▸ **Problem to solve**: If a line in the data has the string "What", please show it.

▸ **Records for processing**:
•••••

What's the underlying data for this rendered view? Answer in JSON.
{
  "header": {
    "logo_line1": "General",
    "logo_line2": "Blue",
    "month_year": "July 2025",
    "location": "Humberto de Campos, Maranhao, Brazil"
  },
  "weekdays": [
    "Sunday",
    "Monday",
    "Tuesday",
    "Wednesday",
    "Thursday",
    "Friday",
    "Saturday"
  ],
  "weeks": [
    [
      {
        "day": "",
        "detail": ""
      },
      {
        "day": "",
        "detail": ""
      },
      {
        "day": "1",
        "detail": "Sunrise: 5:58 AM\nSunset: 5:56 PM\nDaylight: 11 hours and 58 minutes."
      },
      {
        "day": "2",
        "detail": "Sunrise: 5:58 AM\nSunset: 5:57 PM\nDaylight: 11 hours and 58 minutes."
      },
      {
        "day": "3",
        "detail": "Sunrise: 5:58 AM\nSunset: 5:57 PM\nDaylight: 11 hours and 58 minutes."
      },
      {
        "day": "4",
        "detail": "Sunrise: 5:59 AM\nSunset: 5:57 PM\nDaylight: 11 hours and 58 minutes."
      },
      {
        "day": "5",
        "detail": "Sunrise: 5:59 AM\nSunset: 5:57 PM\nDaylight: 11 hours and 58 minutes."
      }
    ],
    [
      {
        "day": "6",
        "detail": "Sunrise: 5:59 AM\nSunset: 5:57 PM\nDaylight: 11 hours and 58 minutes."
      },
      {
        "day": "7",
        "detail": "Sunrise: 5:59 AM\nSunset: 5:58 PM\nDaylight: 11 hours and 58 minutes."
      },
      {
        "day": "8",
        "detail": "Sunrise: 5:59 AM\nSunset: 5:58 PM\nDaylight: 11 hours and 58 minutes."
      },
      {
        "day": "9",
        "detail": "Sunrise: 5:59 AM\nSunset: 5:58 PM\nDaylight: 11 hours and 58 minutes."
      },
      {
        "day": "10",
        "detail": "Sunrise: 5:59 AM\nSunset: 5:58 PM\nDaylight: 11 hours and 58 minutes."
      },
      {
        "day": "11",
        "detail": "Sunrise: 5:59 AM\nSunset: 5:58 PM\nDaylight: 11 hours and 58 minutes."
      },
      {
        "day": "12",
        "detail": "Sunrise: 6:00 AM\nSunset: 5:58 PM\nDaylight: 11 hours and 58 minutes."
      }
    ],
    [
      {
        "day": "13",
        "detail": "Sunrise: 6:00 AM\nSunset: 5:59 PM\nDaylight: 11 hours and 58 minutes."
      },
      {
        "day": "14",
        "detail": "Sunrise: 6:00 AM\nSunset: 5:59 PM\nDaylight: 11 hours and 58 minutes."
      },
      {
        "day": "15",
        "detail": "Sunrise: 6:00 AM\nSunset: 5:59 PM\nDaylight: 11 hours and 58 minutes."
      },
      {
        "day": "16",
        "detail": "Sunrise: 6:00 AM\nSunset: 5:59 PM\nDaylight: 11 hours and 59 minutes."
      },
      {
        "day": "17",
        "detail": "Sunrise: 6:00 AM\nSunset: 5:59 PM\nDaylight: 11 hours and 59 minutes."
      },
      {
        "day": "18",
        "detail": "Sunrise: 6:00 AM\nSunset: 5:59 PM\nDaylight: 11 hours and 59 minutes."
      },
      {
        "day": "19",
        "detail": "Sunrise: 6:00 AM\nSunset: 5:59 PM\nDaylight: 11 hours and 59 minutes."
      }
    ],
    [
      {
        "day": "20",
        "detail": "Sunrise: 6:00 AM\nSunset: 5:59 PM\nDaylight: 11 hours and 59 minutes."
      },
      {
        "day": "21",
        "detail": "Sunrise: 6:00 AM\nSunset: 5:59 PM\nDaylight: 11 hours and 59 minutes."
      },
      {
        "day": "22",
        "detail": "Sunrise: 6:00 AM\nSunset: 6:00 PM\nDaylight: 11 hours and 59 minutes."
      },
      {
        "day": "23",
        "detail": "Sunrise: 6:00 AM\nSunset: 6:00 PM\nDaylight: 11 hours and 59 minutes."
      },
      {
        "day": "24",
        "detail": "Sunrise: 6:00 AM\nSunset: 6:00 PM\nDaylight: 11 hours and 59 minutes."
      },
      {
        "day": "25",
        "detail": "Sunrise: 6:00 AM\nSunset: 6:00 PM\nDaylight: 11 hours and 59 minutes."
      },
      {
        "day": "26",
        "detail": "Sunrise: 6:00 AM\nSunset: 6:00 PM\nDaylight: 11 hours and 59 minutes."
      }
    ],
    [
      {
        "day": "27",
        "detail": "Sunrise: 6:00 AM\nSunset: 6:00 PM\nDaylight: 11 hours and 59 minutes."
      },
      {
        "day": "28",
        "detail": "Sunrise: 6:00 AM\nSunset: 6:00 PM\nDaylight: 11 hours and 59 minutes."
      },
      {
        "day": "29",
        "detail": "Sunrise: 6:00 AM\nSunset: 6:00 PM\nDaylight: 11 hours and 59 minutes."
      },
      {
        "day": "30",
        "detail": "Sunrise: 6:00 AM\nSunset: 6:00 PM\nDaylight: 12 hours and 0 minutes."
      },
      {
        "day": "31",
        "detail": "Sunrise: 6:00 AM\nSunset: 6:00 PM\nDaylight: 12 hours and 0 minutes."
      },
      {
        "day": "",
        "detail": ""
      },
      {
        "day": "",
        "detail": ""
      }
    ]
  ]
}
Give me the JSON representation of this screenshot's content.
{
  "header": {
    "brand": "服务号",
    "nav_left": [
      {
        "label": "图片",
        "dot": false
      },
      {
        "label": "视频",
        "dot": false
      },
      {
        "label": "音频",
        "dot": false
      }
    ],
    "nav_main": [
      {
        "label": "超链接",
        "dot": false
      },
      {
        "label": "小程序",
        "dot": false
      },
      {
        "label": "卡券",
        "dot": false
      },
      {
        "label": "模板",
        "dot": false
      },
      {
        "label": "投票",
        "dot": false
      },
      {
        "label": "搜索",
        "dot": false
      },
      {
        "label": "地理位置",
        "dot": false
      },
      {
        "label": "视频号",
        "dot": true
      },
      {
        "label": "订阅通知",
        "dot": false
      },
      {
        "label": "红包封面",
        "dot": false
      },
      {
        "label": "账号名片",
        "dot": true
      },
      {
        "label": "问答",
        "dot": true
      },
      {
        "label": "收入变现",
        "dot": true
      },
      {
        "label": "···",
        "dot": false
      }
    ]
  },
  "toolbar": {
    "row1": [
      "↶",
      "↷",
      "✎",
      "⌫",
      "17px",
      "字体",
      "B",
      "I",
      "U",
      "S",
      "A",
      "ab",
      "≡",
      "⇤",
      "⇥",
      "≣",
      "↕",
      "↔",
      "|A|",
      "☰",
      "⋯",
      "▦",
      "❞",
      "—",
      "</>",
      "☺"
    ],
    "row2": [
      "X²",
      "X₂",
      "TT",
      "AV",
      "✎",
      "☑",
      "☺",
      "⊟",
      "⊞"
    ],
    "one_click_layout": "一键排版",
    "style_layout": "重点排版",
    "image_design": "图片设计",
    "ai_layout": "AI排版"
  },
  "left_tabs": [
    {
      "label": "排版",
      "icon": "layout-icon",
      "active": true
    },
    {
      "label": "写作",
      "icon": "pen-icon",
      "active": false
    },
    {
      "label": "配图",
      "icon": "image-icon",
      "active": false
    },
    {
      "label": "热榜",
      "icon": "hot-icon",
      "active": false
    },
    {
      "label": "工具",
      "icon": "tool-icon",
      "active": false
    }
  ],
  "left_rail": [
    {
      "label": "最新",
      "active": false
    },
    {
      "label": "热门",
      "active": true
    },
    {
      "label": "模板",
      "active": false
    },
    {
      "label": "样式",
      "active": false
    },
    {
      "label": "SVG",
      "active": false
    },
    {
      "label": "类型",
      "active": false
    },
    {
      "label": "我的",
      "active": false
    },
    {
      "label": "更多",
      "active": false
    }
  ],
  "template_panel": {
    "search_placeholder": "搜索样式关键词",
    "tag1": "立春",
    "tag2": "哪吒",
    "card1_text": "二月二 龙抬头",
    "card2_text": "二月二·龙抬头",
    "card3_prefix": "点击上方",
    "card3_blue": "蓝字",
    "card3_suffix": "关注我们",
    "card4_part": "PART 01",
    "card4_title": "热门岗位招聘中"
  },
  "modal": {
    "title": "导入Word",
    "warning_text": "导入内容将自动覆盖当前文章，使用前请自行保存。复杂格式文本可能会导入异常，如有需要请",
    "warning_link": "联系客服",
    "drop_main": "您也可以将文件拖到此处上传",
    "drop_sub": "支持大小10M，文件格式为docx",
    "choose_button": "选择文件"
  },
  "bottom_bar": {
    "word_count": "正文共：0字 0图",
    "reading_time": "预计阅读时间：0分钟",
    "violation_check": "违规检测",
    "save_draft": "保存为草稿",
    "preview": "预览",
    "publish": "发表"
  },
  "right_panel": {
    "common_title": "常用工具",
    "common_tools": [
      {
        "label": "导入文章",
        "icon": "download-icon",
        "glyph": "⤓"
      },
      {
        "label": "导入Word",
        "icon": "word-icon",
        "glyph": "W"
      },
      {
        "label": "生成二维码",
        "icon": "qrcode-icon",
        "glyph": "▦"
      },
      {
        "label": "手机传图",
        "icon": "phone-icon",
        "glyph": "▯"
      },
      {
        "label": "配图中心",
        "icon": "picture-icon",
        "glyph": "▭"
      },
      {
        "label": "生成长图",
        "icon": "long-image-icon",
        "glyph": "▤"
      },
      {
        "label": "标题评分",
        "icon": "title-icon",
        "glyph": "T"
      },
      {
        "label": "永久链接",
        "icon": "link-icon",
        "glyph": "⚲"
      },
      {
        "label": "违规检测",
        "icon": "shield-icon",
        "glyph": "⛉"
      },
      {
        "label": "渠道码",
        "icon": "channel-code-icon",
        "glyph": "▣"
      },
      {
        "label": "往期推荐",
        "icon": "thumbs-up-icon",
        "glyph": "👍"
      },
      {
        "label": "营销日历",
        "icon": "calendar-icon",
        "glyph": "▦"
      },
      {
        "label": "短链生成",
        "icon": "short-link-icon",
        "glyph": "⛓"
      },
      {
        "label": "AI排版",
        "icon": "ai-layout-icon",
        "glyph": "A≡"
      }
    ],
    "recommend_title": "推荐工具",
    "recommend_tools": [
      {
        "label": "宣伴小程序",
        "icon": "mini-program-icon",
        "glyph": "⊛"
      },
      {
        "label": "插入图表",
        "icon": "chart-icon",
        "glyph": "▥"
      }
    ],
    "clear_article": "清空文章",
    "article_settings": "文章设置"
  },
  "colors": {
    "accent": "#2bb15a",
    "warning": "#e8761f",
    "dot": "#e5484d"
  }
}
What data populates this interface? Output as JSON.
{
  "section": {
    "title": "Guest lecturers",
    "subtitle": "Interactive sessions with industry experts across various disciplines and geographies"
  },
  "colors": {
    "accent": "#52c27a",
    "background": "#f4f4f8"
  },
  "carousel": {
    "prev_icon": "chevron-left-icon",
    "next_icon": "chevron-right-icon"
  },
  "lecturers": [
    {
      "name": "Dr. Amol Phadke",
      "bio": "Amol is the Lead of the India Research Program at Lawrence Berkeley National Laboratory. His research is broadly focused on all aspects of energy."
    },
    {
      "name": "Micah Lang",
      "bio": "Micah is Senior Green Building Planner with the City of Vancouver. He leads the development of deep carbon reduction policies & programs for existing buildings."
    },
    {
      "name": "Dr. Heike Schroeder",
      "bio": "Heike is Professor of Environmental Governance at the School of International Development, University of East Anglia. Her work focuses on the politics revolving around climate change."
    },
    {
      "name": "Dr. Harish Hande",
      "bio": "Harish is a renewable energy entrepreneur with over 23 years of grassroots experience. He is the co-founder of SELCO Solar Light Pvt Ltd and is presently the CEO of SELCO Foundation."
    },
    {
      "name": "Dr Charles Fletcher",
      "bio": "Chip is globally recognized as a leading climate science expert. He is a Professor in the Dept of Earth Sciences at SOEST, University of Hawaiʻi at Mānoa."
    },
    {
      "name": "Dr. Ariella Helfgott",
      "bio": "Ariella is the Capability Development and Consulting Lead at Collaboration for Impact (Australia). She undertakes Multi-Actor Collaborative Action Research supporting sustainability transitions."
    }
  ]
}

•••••

▸ **Answer to the problem**:
What's the underlying data for this rendered view? Answer in JSON.
What data populates this interface? Output as JSON.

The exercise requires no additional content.